-- Materials provided --
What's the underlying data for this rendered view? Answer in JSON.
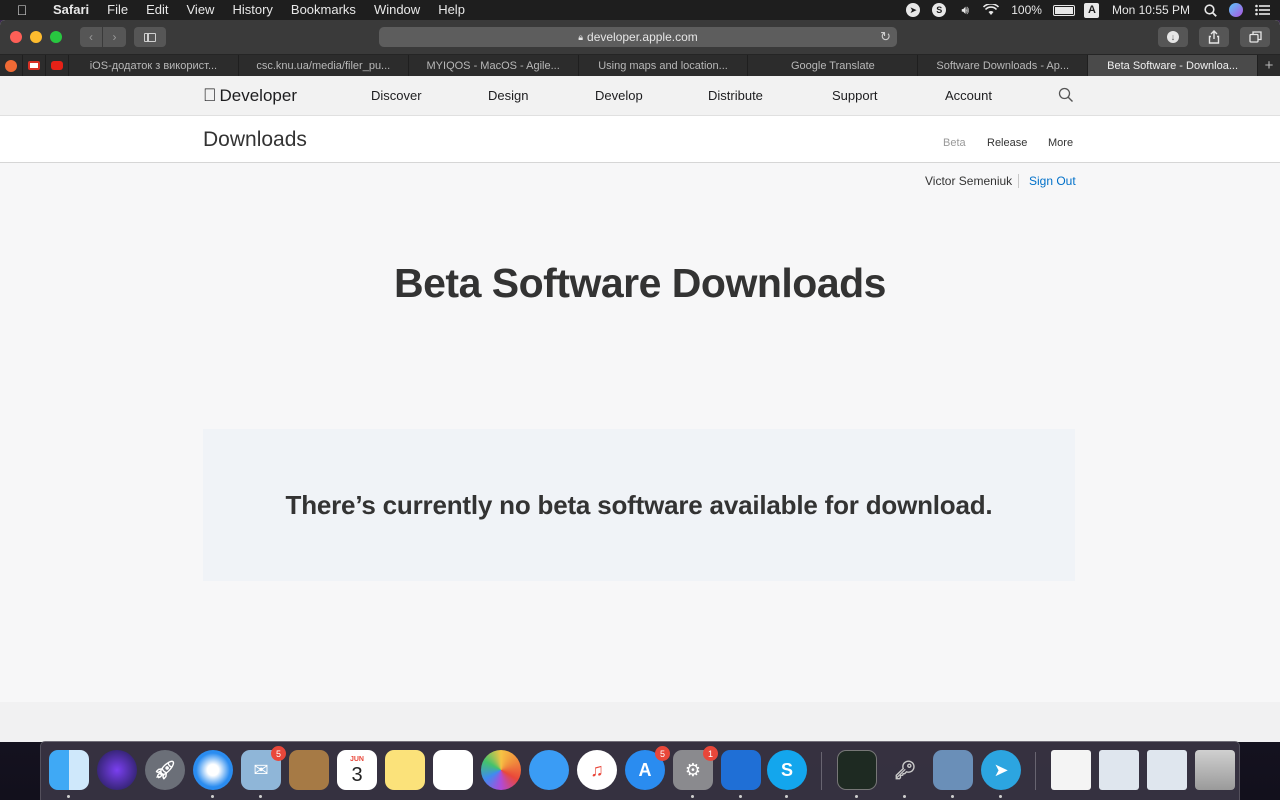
{
  "menubar": {
    "app_name": "Safari",
    "items": [
      "File",
      "Edit",
      "View",
      "History",
      "Bookmarks",
      "Window",
      "Help"
    ],
    "battery_percent": "100%",
    "clock": "Mon 10:55 PM",
    "input_source": "A"
  },
  "browser": {
    "url": "developer.apple.com",
    "tabs": [
      "iOS-додаток з використ...",
      "csc.knu.ua/media/filer_pu...",
      "MYIQOS - MacOS - Agile...",
      "Using maps and location...",
      "Google Translate",
      "Software Downloads - Ap...",
      "Beta Software - Downloa..."
    ],
    "active_tab_index": 6
  },
  "globalnav": {
    "brand": "Developer",
    "links": [
      "Discover",
      "Design",
      "Develop",
      "Distribute",
      "Support",
      "Account"
    ]
  },
  "localnav": {
    "title": "Downloads",
    "links": [
      "Beta",
      "Release",
      "More"
    ],
    "current": "Beta"
  },
  "account": {
    "user_name": "Victor Semeniuk",
    "sign_out_label": "Sign Out"
  },
  "main": {
    "heading": "Beta Software Downloads",
    "notice": "There’s currently no beta software available for download."
  },
  "dock": {
    "badges": {
      "mail": "5",
      "app_store": "5",
      "system_preferences": "1"
    },
    "calendar_month": "JUN",
    "calendar_day": "3"
  },
  "colors": {
    "link_blue": "#0070c9",
    "notice_bg": "#f0f3f7",
    "page_bg": "#f7f7f8"
  }
}
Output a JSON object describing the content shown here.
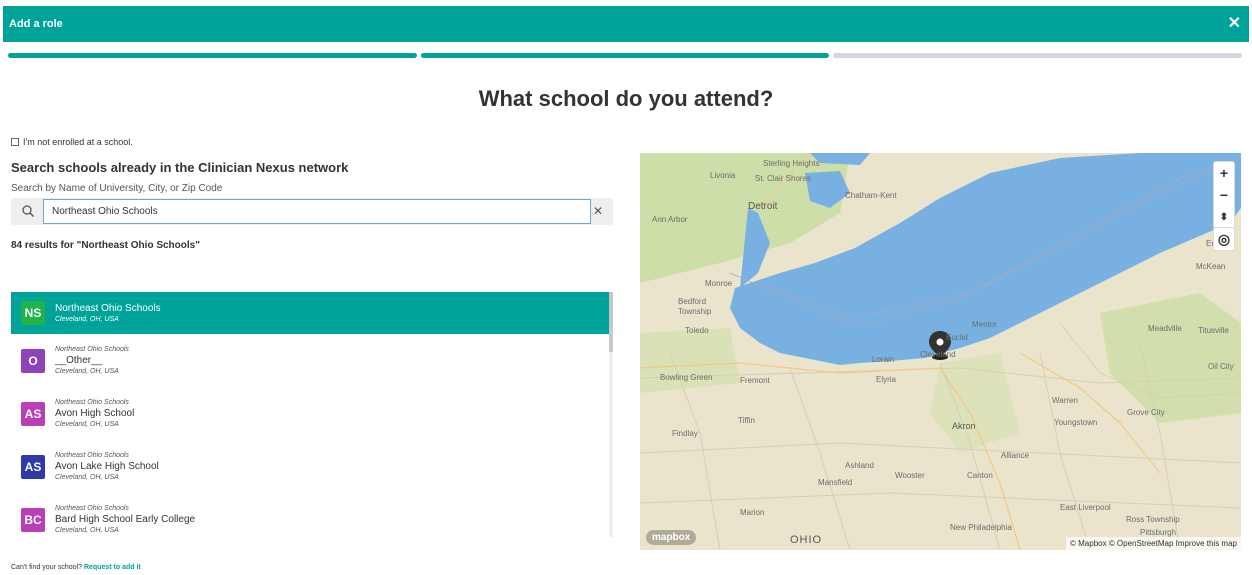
{
  "header": {
    "title": "Add a role",
    "close_glyph": "✕"
  },
  "progress": {
    "steps": 3,
    "completed": 2,
    "colors": {
      "done": "#00a39a",
      "todo": "#d3d6de"
    }
  },
  "page": {
    "heading": "What school do you attend?"
  },
  "not_enrolled": {
    "label": "I'm not enrolled at a school.",
    "checked": false
  },
  "search": {
    "title": "Search schools already in the Clinician Nexus network",
    "subtitle": "Search by Name of University, City, or Zip Code",
    "value": "Northeast Ohio Schools",
    "clear_glyph": "✕"
  },
  "results": {
    "count_text": "84 results for \"Northeast Ohio Schools\"",
    "items": [
      {
        "initials": "NS",
        "color": "#20b34a",
        "org": "",
        "name": "Northeast Ohio Schools",
        "location": "Cleveland, OH, USA",
        "selected": true
      },
      {
        "initials": "O",
        "color": "#8e44b8",
        "org": "Northeast Ohio Schools",
        "name": "__Other__",
        "location": "Cleveland, OH, USA",
        "selected": false
      },
      {
        "initials": "AS",
        "color": "#b93fb5",
        "org": "Northeast Ohio Schools",
        "name": "Avon High School",
        "location": "Cleveland, OH, USA",
        "selected": false
      },
      {
        "initials": "AS",
        "color": "#2d3aa8",
        "org": "Northeast Ohio Schools",
        "name": "Avon Lake High School",
        "location": "Cleveland, OH, USA",
        "selected": false
      },
      {
        "initials": "BC",
        "color": "#b93fb5",
        "org": "Northeast Ohio Schools",
        "name": "Bard High School Early College",
        "location": "Cleveland, OH, USA",
        "selected": false
      }
    ]
  },
  "footer": {
    "cant_find": "Can't find your school?",
    "request_link": "Request to add it"
  },
  "map": {
    "controls": {
      "zoom_in": "+",
      "zoom_out": "−",
      "compass": "⬍",
      "locate": "◎"
    },
    "logo": "mapbox",
    "attribution": "© Mapbox © OpenStreetMap Improve this map",
    "labels": {
      "sterling": "Sterling Heights",
      "stclair": "St. Clair Shores",
      "livonia": "Livonia",
      "detroit": "Detroit",
      "chatham": "Chatham-Kent",
      "annarbor": "Ann Arbor",
      "monroe": "Monroe",
      "bedford": "Bedford",
      "township": "Township",
      "toledo": "Toledo",
      "bowling": "Bowling Green",
      "fremont": "Fremont",
      "lorain": "Lorain",
      "elyria": "Elyria",
      "cleveland": "Cleveland",
      "euclid": "Euclid",
      "mentor": "Mentor",
      "erie": "Erie",
      "mckean": "McKean",
      "meadville": "Meadville",
      "titusville": "Titusville",
      "oilcity": "Oil City",
      "warren": "Warren",
      "grovecity": "Grove City",
      "youngstown": "Youngstown",
      "akron": "Akron",
      "alliance": "Alliance",
      "tiffin": "Tiffin",
      "findlay": "Findlay",
      "ashland": "Ashland",
      "wooster": "Wooster",
      "canton": "Canton",
      "mansfield": "Mansfield",
      "marion": "Marion",
      "newphil": "New Philadelphia",
      "eastliverpool": "East Liverpool",
      "ross": "Ross Township",
      "pittsburgh": "Pittsburgh",
      "ohio": "OHIO"
    }
  }
}
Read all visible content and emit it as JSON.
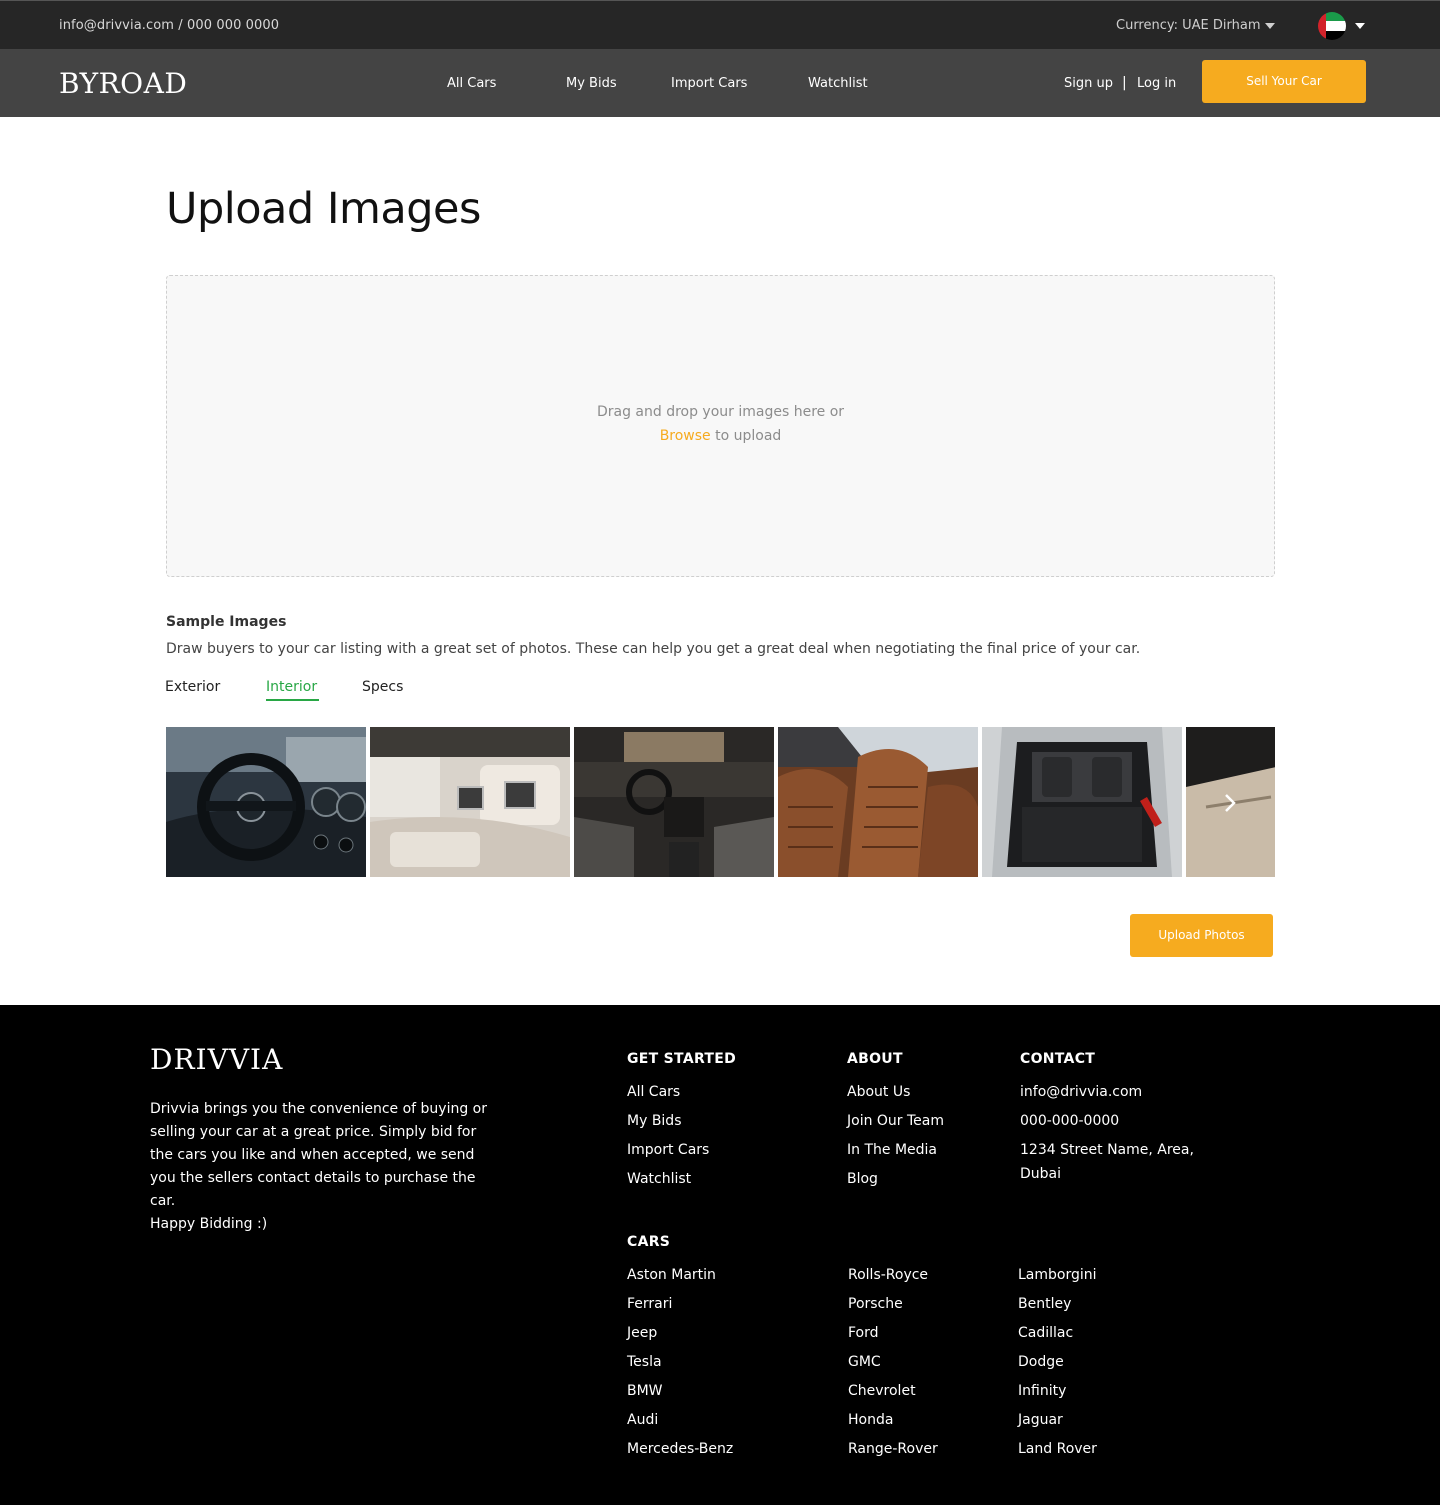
{
  "topbar": {
    "contact": "info@drivvia.com / 000 000 0000",
    "currency": "Currency: UAE Dirham"
  },
  "header": {
    "logo": "BYROAD",
    "nav": [
      "All Cars",
      "My Bids",
      "Import Cars",
      "Watchlist"
    ],
    "signup": "Sign up",
    "separator": "|",
    "login": "Log in",
    "sell_button": "Sell Your Car"
  },
  "main": {
    "title": "Upload Images",
    "dropzone": {
      "line1": "Drag and drop your images here or",
      "browse": "Browse",
      "line2_rest": " to upload"
    },
    "sample": {
      "title": "Sample Images",
      "description": "Draw buyers to your car listing with a great set of photos. These can help you get a great deal when negotiating the final price of your car."
    },
    "tabs": [
      "Exterior",
      "Interior",
      "Specs"
    ],
    "active_tab": "Interior",
    "thumbnails": [
      "steering-wheel-photo",
      "rear-seats-photo",
      "dashboard-photo",
      "leather-seats-photo",
      "trunk-photo",
      "door-interior-photo"
    ],
    "upload_button": "Upload Photos"
  },
  "footer": {
    "logo": "DRIVVIA",
    "about": "Drivvia brings you the convenience of buying or selling your car at a great price. Simply bid for the cars you like and when accepted, we send you the sellers contact details to purchase the car.",
    "happy": "Happy Bidding :)",
    "get_started": {
      "title": "GET STARTED",
      "items": [
        "All Cars",
        "My Bids",
        "Import Cars",
        "Watchlist"
      ]
    },
    "about_col": {
      "title": "ABOUT",
      "items": [
        "About Us",
        "Join Our Team",
        "In The Media",
        "Blog"
      ]
    },
    "contact": {
      "title": "CONTACT",
      "email": "info@drivvia.com",
      "phone": "000-000-0000",
      "address": "1234 Street Name, Area, Dubai"
    },
    "cars": {
      "title": "CARS",
      "col1": [
        "Aston Martin",
        "Ferrari",
        "Jeep",
        "Tesla",
        "BMW",
        "Audi",
        "Mercedes-Benz"
      ],
      "col2": [
        "Rolls-Royce",
        "Porsche",
        "Ford",
        "GMC",
        "Chevrolet",
        "Honda",
        "Range-Rover"
      ],
      "col3": [
        "Lamborgini",
        "Bentley",
        "Cadillac",
        "Dodge",
        "Infinity",
        "Jaguar",
        "Land Rover"
      ]
    }
  },
  "colors": {
    "accent": "#f6ab1f",
    "active_tab": "#28a745",
    "topbar_bg": "#262626",
    "nav_bg": "#444444",
    "footer_bg": "#000000"
  },
  "icons": [
    "caret-down-icon",
    "uae-flag-icon",
    "chevron-right-icon"
  ]
}
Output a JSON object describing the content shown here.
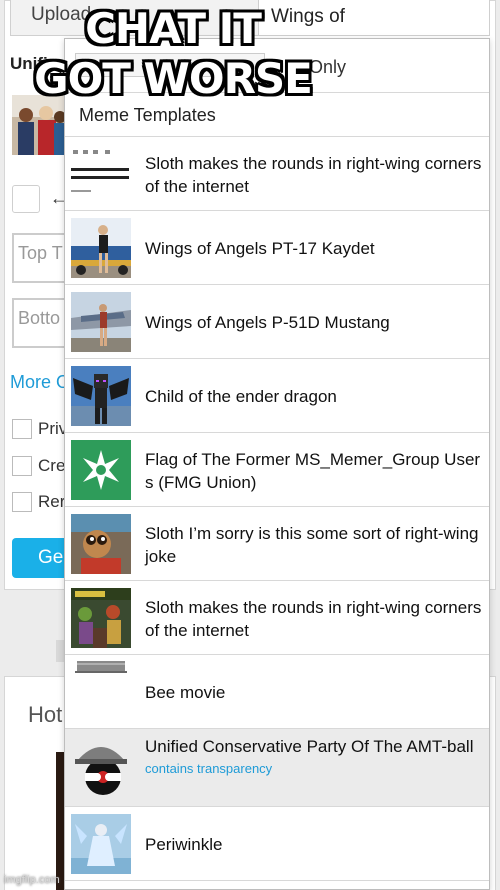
{
  "caption": {
    "line1": "CHAT IT",
    "line2": "GOT WORSE"
  },
  "background": {
    "upload_tab": "Upload",
    "search_value": "Wings of",
    "unified_label": "Unifie",
    "top_text_placeholder": "Top T",
    "bottom_text_placeholder": "Botto",
    "more_options": "More O",
    "checkboxes": [
      "Priv",
      "Cre",
      "Rer"
    ],
    "generate_label": "Ge",
    "hot_label": "Hot"
  },
  "dropdown": {
    "filter_label": "GIFs Only",
    "section_label": "Meme Templates",
    "items": [
      {
        "title": "Sloth makes the rounds in right-wing corners of the internet",
        "subtitle": "",
        "icon": "news-screenshot-thumb"
      },
      {
        "title": "Wings of Angels PT-17 Kaydet",
        "subtitle": "",
        "icon": "biplane-pinup-thumb"
      },
      {
        "title": "Wings of Angels P-51D Mustang",
        "subtitle": "",
        "icon": "mustang-pinup-thumb"
      },
      {
        "title": "Child of the ender dragon",
        "subtitle": "",
        "icon": "minecraft-dragon-thumb"
      },
      {
        "title": "Flag of The Former MS_Memer_Group Users (FMG Union)",
        "subtitle": "",
        "icon": "green-flag-thumb"
      },
      {
        "title": "Sloth I’m sorry is this some sort of right-wing joke",
        "subtitle": "",
        "icon": "sloth-thumb"
      },
      {
        "title": "Sloth makes the rounds in right-wing corners of the internet",
        "subtitle": "",
        "icon": "comic-collage-thumb"
      },
      {
        "title": "Bee movie",
        "subtitle": "",
        "icon": "bee-movie-thumb"
      },
      {
        "title": "Unified Conservative Party Of The AMT-ball",
        "subtitle": "contains transparency",
        "icon": "countryball-thumb"
      },
      {
        "title": "Periwinkle",
        "subtitle": "",
        "icon": "periwinkle-thumb"
      }
    ]
  },
  "watermark": "imgflip.com",
  "colors": {
    "accent": "#1e9bd7",
    "button": "#1ab0e8",
    "selected_row": "#ebebeb"
  }
}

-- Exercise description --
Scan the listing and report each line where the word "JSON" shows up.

-- The answer --
What's the underlying data for this rendered view? Answer in JSON.
Output a JSON object describing the content shown here.
Read all visible content and emit it as JSON.
Output a JSON object describing the content shown here.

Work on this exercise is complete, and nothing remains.